## YOUR TASK
Quote every line below exactly as it reads.

──────── MATERIAL TO PROCESS

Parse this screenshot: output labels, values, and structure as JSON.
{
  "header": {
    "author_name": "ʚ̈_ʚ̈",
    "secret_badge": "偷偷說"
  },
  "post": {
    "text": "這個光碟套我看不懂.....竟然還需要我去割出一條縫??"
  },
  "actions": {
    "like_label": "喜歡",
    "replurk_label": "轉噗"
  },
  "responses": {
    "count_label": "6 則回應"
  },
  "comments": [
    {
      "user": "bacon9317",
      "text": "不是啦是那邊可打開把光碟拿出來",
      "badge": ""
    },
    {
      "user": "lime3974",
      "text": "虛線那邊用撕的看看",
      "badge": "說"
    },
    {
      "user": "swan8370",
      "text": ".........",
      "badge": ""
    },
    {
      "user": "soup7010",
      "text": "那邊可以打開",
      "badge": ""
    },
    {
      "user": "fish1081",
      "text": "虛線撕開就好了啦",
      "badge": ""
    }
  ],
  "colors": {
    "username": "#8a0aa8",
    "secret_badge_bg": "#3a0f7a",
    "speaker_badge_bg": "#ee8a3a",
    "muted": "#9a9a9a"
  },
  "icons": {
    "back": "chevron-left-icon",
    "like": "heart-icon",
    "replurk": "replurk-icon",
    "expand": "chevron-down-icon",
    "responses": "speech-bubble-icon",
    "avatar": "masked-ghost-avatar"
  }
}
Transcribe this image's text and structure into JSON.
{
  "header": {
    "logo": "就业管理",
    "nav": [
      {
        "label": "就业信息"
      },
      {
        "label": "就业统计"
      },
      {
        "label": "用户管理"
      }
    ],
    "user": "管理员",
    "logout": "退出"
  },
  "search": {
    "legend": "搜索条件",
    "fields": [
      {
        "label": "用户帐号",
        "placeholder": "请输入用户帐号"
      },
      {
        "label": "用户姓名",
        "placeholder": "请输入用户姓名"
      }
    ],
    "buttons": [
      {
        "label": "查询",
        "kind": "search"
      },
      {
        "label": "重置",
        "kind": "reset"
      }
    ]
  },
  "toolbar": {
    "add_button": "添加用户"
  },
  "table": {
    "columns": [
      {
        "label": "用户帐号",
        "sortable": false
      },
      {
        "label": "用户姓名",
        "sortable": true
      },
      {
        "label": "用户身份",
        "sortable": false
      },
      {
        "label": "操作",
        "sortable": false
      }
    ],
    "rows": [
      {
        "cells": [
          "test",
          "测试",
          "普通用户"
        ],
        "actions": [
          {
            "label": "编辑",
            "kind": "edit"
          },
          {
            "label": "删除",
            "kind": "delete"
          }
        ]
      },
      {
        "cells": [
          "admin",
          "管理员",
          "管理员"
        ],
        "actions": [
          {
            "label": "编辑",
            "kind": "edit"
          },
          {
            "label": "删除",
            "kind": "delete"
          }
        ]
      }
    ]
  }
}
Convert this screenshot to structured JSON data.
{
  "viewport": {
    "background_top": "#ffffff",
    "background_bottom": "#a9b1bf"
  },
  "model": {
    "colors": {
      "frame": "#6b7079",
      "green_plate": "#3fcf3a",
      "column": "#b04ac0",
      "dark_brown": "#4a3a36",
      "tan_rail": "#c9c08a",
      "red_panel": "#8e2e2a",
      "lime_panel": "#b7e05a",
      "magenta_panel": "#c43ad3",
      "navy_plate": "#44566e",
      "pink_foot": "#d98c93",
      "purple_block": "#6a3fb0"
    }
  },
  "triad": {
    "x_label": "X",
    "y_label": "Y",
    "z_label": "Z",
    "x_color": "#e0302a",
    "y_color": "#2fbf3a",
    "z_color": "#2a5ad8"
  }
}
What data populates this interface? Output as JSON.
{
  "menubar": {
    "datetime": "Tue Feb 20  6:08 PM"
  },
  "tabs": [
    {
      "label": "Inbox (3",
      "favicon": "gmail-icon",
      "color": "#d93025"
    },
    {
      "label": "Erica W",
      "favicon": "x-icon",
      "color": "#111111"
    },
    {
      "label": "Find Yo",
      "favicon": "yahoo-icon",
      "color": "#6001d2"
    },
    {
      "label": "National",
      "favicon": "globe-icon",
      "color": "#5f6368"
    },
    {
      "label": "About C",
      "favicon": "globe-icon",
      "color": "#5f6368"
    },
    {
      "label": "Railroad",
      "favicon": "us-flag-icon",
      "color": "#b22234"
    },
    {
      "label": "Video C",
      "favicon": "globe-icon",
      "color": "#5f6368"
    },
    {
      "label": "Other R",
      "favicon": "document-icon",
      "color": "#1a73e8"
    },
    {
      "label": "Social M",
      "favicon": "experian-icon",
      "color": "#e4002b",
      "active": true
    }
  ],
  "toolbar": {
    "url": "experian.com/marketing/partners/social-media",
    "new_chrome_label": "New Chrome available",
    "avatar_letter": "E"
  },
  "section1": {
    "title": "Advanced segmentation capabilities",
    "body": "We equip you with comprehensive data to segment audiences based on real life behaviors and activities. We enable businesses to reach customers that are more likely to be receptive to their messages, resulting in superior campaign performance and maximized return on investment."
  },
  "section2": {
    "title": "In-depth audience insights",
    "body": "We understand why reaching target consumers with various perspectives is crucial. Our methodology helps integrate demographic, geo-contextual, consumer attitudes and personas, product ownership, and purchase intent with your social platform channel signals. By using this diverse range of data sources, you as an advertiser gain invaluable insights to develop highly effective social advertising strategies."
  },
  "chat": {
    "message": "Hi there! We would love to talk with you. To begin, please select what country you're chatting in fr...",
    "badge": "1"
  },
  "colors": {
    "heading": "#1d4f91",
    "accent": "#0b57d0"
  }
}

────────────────

## TASK OUTPUT
Parse this screenshot: output labels, values, and structure as JSON.
{
  "header": {
    "author_name": "ʚ̈_ʚ̈",
    "secret_badge": "偷偷說"
  },
  "post": {
    "text": "這個光碟套我看不懂.....竟然還需要我去割出一條縫??"
  },
  "actions": {
    "like_label": "喜歡",
    "replurk_label": "轉噗"
  },
  "responses": {
    "count_label": "6 則回應"
  },
  "comments": [
    {
      "user": "bacon9317",
      "text": "不是啦是那邊可打開把光碟拿出來",
      "badge": ""
    },
    {
      "user": "lime3974",
      "text": "虛線那邊用撕的看看",
      "badge": "說"
    },
    {
      "user": "swan8370",
      "text": ".........",
      "badge": ""
    },
    {
      "user": "soup7010",
      "text": "那邊可以打開",
      "badge": ""
    },
    {
      "user": "fish1081",
      "text": "虛線撕開就好了啦",
      "badge": ""
    }
  ],
  "colors": {
    "username": "#8a0aa8",
    "secret_badge_bg": "#3a0f7a",
    "speaker_badge_bg": "#ee8a3a",
    "muted": "#9a9a9a"
  },
  "icons": {
    "back": "chevron-left-icon",
    "like": "heart-icon",
    "replurk": "replurk-icon",
    "expand": "chevron-down-icon",
    "responses": "speech-bubble-icon",
    "avatar": "masked-ghost-avatar"
  }
}
Transcribe this image's text and structure into JSON.
{
  "header": {
    "logo": "就业管理",
    "nav": [
      {
        "label": "就业信息"
      },
      {
        "label": "就业统计"
      },
      {
        "label": "用户管理"
      }
    ],
    "user": "管理员",
    "logout": "退出"
  },
  "search": {
    "legend": "搜索条件",
    "fields": [
      {
        "label": "用户帐号",
        "placeholder": "请输入用户帐号"
      },
      {
        "label": "用户姓名",
        "placeholder": "请输入用户姓名"
      }
    ],
    "buttons": [
      {
        "label": "查询",
        "kind": "search"
      },
      {
        "label": "重置",
        "kind": "reset"
      }
    ]
  },
  "toolbar": {
    "add_button": "添加用户"
  },
  "table": {
    "columns": [
      {
        "label": "用户帐号",
        "sortable": false
      },
      {
        "label": "用户姓名",
        "sortable": true
      },
      {
        "label": "用户身份",
        "sortable": false
      },
      {
        "label": "操作",
        "sortable": false
      }
    ],
    "rows": [
      {
        "cells": [
          "test",
          "测试",
          "普通用户"
        ],
        "actions": [
          {
            "label": "编辑",
            "kind": "edit"
          },
          {
            "label": "删除",
            "kind": "delete"
          }
        ]
      },
      {
        "cells": [
          "admin",
          "管理员",
          "管理员"
        ],
        "actions": [
          {
            "label": "编辑",
            "kind": "edit"
          },
          {
            "label": "删除",
            "kind": "delete"
          }
        ]
      }
    ]
  }
}
Convert this screenshot to structured JSON data.
{
  "viewport": {
    "background_top": "#ffffff",
    "background_bottom": "#a9b1bf"
  },
  "model": {
    "colors": {
      "frame": "#6b7079",
      "green_plate": "#3fcf3a",
      "column": "#b04ac0",
      "dark_brown": "#4a3a36",
      "tan_rail": "#c9c08a",
      "red_panel": "#8e2e2a",
      "lime_panel": "#b7e05a",
      "magenta_panel": "#c43ad3",
      "navy_plate": "#44566e",
      "pink_foot": "#d98c93",
      "purple_block": "#6a3fb0"
    }
  },
  "triad": {
    "x_label": "X",
    "y_label": "Y",
    "z_label": "Z",
    "x_color": "#e0302a",
    "y_color": "#2fbf3a",
    "z_color": "#2a5ad8"
  }
}
What data populates this interface? Output as JSON.
{
  "menubar": {
    "datetime": "Tue Feb 20  6:08 PM"
  },
  "tabs": [
    {
      "label": "Inbox (3",
      "favicon": "gmail-icon",
      "color": "#d93025"
    },
    {
      "label": "Erica W",
      "favicon": "x-icon",
      "color": "#111111"
    },
    {
      "label": "Find Yo",
      "favicon": "yahoo-icon",
      "color": "#6001d2"
    },
    {
      "label": "National",
      "favicon": "globe-icon",
      "color": "#5f6368"
    },
    {
      "label": "About C",
      "favicon": "globe-icon",
      "color": "#5f6368"
    },
    {
      "label": "Railroad",
      "favicon": "us-flag-icon",
      "color": "#b22234"
    },
    {
      "label": "Video C",
      "favicon": "globe-icon",
      "color": "#5f6368"
    },
    {
      "label": "Other R",
      "favicon": "document-icon",
      "color": "#1a73e8"
    },
    {
      "label": "Social M",
      "favicon": "experian-icon",
      "color": "#e4002b",
      "active": true
    }
  ],
  "toolbar": {
    "url": "experian.com/marketing/partners/social-media",
    "new_chrome_label": "New Chrome available",
    "avatar_letter": "E"
  },
  "section1": {
    "title": "Advanced segmentation capabilities",
    "body": "We equip you with comprehensive data to segment audiences based on real life behaviors and activities. We enable businesses to reach customers that are more likely to be receptive to their messages, resulting in superior campaign performance and maximized return on investment."
  },
  "section2": {
    "title": "In-depth audience insights",
    "body": "We understand why reaching target consumers with various perspectives is crucial. Our methodology helps integrate demographic, geo-contextual, consumer attitudes and personas, product ownership, and purchase intent with your social platform channel signals. By using this diverse range of data sources, you as an advertiser gain invaluable insights to develop highly effective social advertising strategies."
  },
  "chat": {
    "message": "Hi there! We would love to talk with you. To begin, please select what country you're chatting in fr...",
    "badge": "1"
  },
  "colors": {
    "heading": "#1d4f91",
    "accent": "#0b57d0"
  }
}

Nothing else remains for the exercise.